Columbia Theological Seminary

Colombia Theological SeminaryColumbiaPresbyterian Seminary of the South
From 1870 to 1874, Wilson lived in Columbia, South Carolina, where his father was a theology professor at the Columbia Theological Seminary.
The school became a battle ground in the debate over the theory of evolution in the PCUS during the 1880s, due to the controversial views of James Woodrow, an uncle of President Woodrow Wilson and seminary science professor, who aligned with evolution, a controversy which led to the school not operating during the 1887-1888 academic year.

Francis Bowes Sayre Sr.

Francis B. SayreFrancis Bowes Sayre, Sr.Francis Bowes Sayre
In 1913, Jessie married Francis Bowes Sayre Sr., who later served as High Commissioner to the Philippines.
Francis Bowes Sayre Sr. (April 30, 1885 – March 29, 1972) was a professor at Harvard Law School, High Commissioner of the Philippines, and a son-in-law of President Woodrow Wilson.

Democratic Party (United States)

DemocraticDemocratDemocratic Party
A member of the Democratic Party, Wilson served as the president of Princeton University and as the 34th governor of New Jersey before winning the 1912 presidential election.
The Democrats took control of the House in 1910 and elected Woodrow Wilson as President in 1912 (when the Republicans split) and 1916.

Princeton University

PrincetonPrinceton CollegeCollege of New Jersey
After earning a Ph.D. in political science from Johns Hopkins University, Wilson taught at various schools before becoming the president of Princeton University.
In 1902, Woodrow Wilson, graduate of the Class of 1879, was elected the 13th president of the university.

Columbia, South Carolina

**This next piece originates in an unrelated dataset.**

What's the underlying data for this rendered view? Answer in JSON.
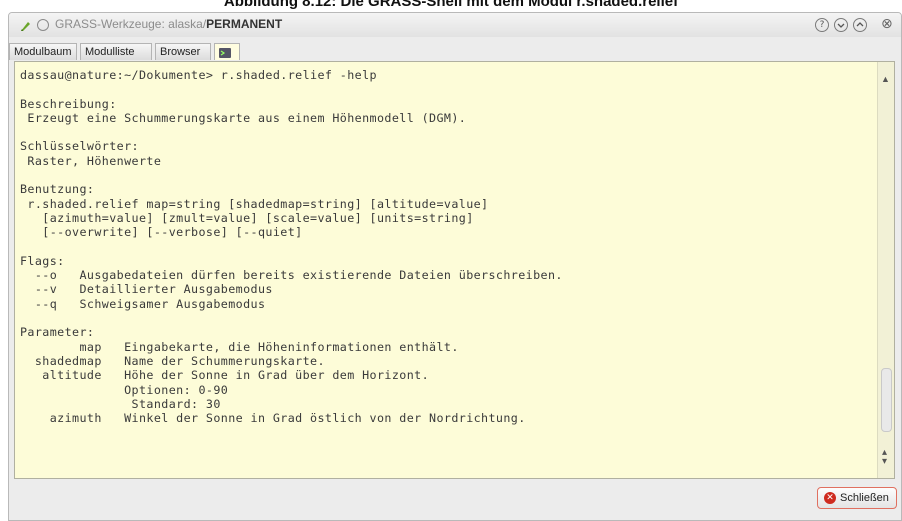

ColumbiaColumbia, SCColumbia, S.C.
From 1870 to 1874, Wilson lived in Columbia, South Carolina, where his father was a theology professor at the Columbia Theological Seminary.
The historic Robert Mills House was restored in 1967, which inspired the renovation and restoration of other historic structures such as the Hampton-Preston House and homes associated with President Woodrow Wilson, Maxcy Gregg, Mary Boykin Chesnut, and noted free black Celia Mann.